THE POWER OF REPRESENTATION
Let’s start by addressing the elephant in the room, shall we? Hopefully, we all agree that racial and gender stereotyping in sports and other industries is a thing. Remember when some people used to say that black people couldn’t swim? If not, don’t take my word for it and take a minute to google it, and see what comes up - you’d be surprised.
Ultimately, the over exposure and/or lack of visibility of certain groups of people engaging in a specific activity impacts the way we perceive it and creates myths around certain people’s abilities vs. others. Remember the movie Cool Runnings? This combined with a range of different factors like culture, religion, location, language, age, education etc. creates the perfect storm for the persistence of long-held stereotypes, like blacks don’t hike.
CHALLENGING THE STATUS QUO
In all honesty, if you’d asked me, let’s say three years ago, what I thought of hiking I wouldn’t have much to say other than “not my thing”. But what strikes me now is that, unconsciously, I had discarded this activity because of all the unspoken myths attached to it - like hiking is mostly a sport that my white friends do - which meant that I never actually pictured myself doing it. Would I have been more open to the idea if it was more popular among the black community or if I had seen more representations of people like me doing it? Maybe. Unfortunately, I can only speculate, but given my love for running and nice landscapes I think it’s only fair to assume it could have been something I’d have enjoyed.
MY HIKING LOVE STORY
In the past couple of years, I’ve fallen in love with hiking by accident.
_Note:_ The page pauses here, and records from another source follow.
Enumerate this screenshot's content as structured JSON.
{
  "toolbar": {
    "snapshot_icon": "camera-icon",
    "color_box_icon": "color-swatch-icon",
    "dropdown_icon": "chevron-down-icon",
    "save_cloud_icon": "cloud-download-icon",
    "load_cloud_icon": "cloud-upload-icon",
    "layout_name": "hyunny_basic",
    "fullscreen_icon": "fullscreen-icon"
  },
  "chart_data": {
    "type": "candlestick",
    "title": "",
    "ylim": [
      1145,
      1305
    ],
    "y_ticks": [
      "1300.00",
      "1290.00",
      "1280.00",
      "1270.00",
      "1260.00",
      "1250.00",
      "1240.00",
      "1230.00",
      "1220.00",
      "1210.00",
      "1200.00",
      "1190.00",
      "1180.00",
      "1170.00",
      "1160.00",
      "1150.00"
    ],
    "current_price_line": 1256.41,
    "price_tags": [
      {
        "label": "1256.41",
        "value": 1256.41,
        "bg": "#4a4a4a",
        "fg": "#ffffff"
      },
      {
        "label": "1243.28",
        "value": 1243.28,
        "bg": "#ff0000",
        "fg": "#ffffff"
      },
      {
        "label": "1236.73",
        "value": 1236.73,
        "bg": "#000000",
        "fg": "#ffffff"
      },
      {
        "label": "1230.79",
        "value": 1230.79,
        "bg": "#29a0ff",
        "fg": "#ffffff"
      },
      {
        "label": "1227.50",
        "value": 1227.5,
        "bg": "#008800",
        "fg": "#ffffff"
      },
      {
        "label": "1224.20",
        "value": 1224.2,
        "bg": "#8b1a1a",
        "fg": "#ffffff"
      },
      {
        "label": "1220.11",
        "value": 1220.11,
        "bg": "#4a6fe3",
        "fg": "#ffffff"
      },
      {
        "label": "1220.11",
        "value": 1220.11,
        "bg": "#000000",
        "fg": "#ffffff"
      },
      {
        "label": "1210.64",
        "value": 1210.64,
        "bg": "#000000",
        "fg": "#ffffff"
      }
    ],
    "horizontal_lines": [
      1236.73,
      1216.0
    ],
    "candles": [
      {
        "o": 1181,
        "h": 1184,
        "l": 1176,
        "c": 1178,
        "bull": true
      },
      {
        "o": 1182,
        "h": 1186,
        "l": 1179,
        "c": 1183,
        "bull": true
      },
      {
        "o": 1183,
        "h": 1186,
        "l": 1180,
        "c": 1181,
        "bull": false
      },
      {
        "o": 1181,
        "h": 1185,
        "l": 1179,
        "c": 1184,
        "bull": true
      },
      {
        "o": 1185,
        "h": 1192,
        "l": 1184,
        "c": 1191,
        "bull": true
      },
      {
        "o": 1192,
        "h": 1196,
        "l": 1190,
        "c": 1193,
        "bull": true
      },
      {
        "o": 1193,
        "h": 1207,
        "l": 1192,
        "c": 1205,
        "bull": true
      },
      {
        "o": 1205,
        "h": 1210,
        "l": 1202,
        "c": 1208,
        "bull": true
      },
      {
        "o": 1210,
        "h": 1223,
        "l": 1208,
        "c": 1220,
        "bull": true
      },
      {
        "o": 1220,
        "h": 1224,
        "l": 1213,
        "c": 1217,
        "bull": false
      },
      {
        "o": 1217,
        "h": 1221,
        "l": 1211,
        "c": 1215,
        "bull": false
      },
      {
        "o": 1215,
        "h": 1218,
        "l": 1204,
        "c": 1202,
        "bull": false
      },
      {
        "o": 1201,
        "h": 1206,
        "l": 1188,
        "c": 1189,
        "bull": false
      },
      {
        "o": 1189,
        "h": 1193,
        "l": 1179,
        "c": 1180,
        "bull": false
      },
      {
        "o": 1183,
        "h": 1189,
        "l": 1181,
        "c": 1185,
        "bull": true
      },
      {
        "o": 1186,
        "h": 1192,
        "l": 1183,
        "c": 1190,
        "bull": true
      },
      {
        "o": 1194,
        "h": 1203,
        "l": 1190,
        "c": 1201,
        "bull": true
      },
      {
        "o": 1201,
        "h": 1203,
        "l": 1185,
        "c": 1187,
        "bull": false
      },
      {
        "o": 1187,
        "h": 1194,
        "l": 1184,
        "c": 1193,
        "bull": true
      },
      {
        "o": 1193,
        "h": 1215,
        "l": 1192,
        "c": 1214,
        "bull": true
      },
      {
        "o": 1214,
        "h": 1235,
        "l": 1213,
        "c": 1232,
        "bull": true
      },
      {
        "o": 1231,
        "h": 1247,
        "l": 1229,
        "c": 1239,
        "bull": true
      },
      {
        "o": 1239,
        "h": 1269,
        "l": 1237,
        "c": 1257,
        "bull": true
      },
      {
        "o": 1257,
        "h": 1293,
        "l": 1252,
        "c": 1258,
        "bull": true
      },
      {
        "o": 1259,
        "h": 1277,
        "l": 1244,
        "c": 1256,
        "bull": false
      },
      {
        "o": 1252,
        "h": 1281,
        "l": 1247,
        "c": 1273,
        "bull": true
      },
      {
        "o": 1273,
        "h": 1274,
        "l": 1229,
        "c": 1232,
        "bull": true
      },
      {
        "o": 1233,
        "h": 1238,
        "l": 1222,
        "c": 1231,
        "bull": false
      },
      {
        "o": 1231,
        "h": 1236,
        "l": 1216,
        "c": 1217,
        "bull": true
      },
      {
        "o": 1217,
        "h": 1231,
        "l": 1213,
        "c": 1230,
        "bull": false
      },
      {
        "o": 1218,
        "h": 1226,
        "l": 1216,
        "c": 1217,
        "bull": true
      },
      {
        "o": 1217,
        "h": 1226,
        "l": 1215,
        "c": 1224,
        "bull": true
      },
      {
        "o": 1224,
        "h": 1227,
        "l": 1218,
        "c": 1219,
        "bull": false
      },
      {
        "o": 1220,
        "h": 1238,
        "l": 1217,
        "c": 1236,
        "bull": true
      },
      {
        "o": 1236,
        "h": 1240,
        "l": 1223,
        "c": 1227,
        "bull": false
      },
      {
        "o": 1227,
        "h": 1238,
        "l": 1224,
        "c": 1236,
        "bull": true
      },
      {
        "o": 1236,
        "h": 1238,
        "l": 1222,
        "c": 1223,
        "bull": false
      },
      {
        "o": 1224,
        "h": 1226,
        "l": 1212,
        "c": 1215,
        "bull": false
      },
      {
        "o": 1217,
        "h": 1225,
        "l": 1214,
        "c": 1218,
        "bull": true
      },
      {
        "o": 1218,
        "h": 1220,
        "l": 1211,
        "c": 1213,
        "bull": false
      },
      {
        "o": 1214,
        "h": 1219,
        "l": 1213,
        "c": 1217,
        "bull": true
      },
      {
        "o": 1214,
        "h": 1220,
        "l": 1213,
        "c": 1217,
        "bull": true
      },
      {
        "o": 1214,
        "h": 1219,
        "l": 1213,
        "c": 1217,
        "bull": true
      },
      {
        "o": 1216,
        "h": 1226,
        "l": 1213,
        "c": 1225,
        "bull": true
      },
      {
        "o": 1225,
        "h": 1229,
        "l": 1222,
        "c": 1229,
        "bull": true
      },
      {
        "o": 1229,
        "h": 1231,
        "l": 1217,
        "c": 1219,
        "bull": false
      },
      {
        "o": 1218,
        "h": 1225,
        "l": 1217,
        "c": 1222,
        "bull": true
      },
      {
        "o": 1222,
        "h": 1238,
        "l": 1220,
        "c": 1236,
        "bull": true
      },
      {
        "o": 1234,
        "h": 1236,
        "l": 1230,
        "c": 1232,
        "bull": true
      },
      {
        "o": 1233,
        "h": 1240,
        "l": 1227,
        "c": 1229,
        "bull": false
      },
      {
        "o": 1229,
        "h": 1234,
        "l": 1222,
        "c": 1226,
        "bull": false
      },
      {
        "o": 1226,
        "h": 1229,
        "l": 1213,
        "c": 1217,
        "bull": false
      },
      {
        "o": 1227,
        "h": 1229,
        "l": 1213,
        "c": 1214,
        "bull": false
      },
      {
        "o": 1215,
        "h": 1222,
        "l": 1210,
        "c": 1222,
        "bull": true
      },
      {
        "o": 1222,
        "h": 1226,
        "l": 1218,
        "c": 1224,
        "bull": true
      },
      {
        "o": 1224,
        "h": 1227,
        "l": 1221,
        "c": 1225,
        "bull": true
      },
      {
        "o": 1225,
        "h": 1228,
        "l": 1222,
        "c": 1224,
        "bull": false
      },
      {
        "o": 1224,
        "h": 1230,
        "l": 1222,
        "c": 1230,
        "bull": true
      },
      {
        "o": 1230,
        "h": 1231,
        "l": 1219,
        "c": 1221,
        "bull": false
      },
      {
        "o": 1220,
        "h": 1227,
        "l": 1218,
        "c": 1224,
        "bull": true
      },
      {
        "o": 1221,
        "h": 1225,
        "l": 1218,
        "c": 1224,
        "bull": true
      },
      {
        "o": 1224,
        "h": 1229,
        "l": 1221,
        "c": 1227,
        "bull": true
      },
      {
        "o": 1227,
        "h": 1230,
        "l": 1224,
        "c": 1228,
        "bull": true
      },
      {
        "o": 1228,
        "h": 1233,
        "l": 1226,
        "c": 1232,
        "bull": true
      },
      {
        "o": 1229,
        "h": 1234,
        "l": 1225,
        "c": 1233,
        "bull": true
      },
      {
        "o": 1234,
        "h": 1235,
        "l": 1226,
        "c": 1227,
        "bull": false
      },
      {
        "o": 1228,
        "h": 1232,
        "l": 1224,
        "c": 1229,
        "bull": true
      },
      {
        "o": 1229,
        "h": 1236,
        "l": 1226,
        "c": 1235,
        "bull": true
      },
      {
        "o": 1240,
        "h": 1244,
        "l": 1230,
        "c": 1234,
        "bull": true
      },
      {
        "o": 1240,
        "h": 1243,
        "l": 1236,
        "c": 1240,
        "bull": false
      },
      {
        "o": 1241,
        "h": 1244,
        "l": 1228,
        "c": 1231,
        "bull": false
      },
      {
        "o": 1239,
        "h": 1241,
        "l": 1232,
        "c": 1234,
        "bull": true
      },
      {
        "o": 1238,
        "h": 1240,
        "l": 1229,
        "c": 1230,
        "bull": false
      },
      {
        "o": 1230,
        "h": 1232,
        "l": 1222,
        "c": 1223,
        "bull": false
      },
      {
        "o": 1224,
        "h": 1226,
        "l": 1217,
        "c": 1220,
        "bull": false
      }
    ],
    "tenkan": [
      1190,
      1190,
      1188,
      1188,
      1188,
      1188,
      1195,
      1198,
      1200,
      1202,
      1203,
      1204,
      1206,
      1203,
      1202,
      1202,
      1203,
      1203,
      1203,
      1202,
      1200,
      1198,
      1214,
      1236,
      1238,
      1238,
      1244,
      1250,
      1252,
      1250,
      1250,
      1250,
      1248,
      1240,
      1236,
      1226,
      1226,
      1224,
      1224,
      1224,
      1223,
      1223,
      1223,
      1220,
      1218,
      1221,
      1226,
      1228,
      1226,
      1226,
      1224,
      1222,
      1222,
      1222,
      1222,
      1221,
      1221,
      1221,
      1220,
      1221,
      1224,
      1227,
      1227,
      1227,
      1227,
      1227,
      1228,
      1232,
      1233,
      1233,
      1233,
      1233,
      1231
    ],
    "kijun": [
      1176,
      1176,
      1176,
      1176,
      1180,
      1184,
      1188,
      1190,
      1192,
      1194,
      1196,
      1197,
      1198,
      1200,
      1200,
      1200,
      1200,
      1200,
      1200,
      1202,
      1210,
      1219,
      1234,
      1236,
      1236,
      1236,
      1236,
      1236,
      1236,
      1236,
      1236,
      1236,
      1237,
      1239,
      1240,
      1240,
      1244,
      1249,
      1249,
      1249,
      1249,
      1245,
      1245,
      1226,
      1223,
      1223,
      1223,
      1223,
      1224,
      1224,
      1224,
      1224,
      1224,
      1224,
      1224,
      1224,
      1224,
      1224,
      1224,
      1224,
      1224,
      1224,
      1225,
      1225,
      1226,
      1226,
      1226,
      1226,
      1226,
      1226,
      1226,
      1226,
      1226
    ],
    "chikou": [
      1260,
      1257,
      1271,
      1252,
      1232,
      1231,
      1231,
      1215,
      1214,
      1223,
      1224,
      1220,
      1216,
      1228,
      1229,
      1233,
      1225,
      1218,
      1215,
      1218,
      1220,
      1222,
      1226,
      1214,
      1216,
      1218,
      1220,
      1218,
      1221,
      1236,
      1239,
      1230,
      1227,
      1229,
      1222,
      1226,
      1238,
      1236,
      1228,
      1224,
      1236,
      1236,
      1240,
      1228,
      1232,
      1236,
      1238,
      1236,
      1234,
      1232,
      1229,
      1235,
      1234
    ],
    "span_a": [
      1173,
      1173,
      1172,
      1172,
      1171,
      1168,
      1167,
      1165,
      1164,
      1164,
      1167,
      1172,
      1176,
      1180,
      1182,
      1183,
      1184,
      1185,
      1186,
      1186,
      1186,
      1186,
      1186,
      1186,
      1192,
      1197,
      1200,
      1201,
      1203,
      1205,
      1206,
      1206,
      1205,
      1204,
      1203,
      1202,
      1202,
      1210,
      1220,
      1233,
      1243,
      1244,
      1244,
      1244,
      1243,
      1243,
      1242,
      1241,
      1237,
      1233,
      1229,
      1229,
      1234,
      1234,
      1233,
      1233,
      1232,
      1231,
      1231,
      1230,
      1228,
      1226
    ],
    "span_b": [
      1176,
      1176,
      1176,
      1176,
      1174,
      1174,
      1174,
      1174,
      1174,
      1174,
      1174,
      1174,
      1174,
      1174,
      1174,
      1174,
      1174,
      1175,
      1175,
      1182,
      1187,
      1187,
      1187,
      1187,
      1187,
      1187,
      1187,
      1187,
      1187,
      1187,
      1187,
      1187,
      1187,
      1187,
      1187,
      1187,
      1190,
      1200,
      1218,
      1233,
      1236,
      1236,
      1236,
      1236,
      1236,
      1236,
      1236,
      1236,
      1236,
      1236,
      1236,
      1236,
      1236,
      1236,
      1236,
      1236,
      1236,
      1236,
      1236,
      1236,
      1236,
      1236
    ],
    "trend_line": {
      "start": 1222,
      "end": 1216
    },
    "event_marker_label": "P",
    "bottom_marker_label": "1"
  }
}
It’s funny because when you stop trying to label things you open yourself up to so many new experiences. My first encounter with hiking was on a trip to Marrakesh where I went to what I thought was a regular tour of the Atlas Mountains which turned out to be my very first hiking route. Since then I caught the hiking bug and went to a few other places. There, I couldn’t help but notice that I was often the only black woman. I started wondering if other black women had experienced the same thing as me. I know some of you might say hiking is not necessarily something for everyone regardless of our skin colour - which is fair - but don't you think we should all at least have the chance to be represented in the hiking space? I, personally, think we should.
The good thing about living in Barcelona is that I have easy access to a few hiking spot, but I know it’s not the case for everyone. This weekend I went to a small town near Barcelona called Collbato, from there I hiked for 14km to Montserrat and back. For anyone else looking to start of their hiking journey and who happens to be in Barcelona I would definitely recommend it – plus the views from the top of the mountains are to die for.
Do let me know if you have experienced the same thing as me or would be interested in joining me on one of my hiking trips